### DATA
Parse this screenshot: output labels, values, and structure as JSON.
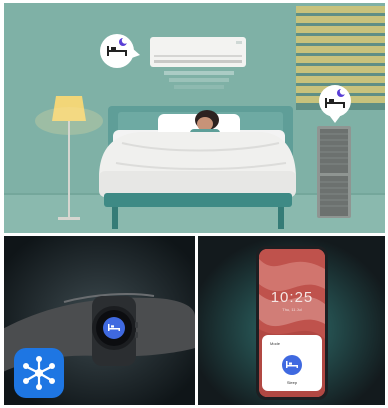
{
  "scene": {
    "bedroom": {
      "colors": {
        "wall": "#7fb1a6",
        "floor": "#8ab7ad",
        "sheet": "#ececec",
        "bed_frame": "#3f8a86",
        "blinds": "#c6c27a"
      },
      "icons": [
        "sleep-bed-icon",
        "sleep-moon-icon"
      ]
    },
    "watch": {
      "icon": "sleep-bed-icon",
      "accent": "#3f69e0"
    },
    "phone": {
      "lock_time": "10:25",
      "lock_date": "Thu, 11 Jul",
      "card_title": "Mode",
      "mode_label": "Sleep",
      "accent": "#3f69e0"
    },
    "app_logo": {
      "icon": "smartthings-logo-icon",
      "color": "#1e76e3"
    }
  }
}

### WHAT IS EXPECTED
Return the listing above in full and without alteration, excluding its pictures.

### TASK SOLUTION
Parse this screenshot: output labels, values, and structure as JSON.
{
  "scene": {
    "bedroom": {
      "colors": {
        "wall": "#7fb1a6",
        "floor": "#8ab7ad",
        "sheet": "#ececec",
        "bed_frame": "#3f8a86",
        "blinds": "#c6c27a"
      },
      "icons": [
        "sleep-bed-icon",
        "sleep-moon-icon"
      ]
    },
    "watch": {
      "icon": "sleep-bed-icon",
      "accent": "#3f69e0"
    },
    "phone": {
      "lock_time": "10:25",
      "lock_date": "Thu, 11 Jul",
      "card_title": "Mode",
      "mode_label": "Sleep",
      "accent": "#3f69e0"
    },
    "app_logo": {
      "icon": "smartthings-logo-icon",
      "color": "#1e76e3"
    }
  }
}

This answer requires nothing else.